Nevertheless, the Ghost “jam” moved into Makisupa. After two nights of serious music, we finally got a dose of silliness with Trey referring to some old artists with newfound 420-friendly names (Dank Sinatra, Harry Chronic Jr., etc.) and taking us to both Page’s and Cactus’ houses. After an interesting Sleep > Buffalo Bill combo and a botched Golgi, Charcacter Zero took us right back into the Crosseyed Theme. Like Blossom’s Zero reprised the Possum from earlier in the set, this one did it with Crosseyed–awesome stuff. I love how they’ve been playing the song all summer The set-closing ‘Lope was laced with more Crosseyed teases and even takes us to Fish’s house at the end. It doesn’t stop there; during Trey’s part in the Funky Bitch encore, he lets Crosseyed quickly surface again–and again in Tweeprise, which reminds me of the Meatprize from 10/23/2010 in Amherst.
Although there are many highlights (all of which can’t be touched upon in the effort of keeping this article somewhat brief), this run wasn’t about any specific highlights; this run was about the attitude the band took the stage with. It’s about the fact that they (yes, mainly Trey) chose to, although cliché, surrender to the flow and let the music just play them. I ask you to try and find a 3.0 set that shines with as much musical character as the second set of night one does. I beg you to find a 3.0 jam that is more impressive than Down with Disease -> Twist (I already brought up Pine Knob DwD -> Fluffhead).

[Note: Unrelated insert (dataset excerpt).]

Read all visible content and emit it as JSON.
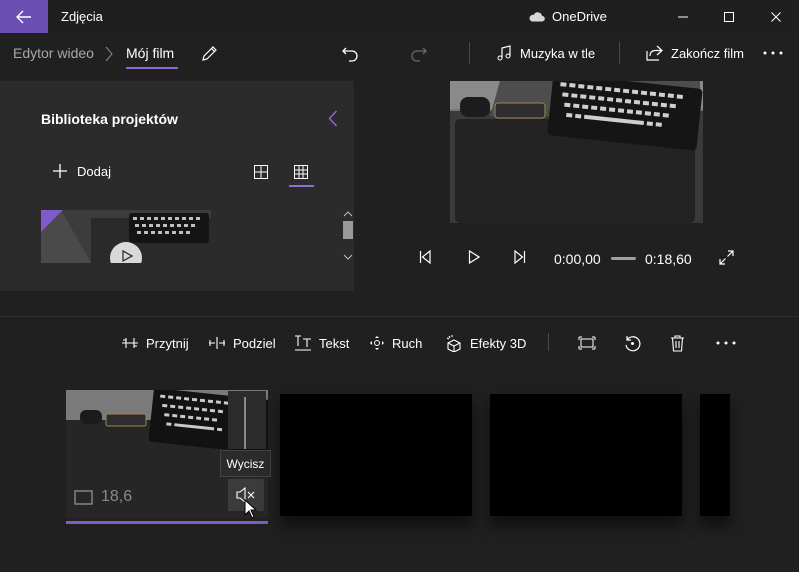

I know this article will probably generate a lot of disagreeing points of view–I expect that with a title so bold–but I look forward to discussing how this run stacks up to other shows with you guys.
Here’s to Dick’s making UIC look like a soundcheck.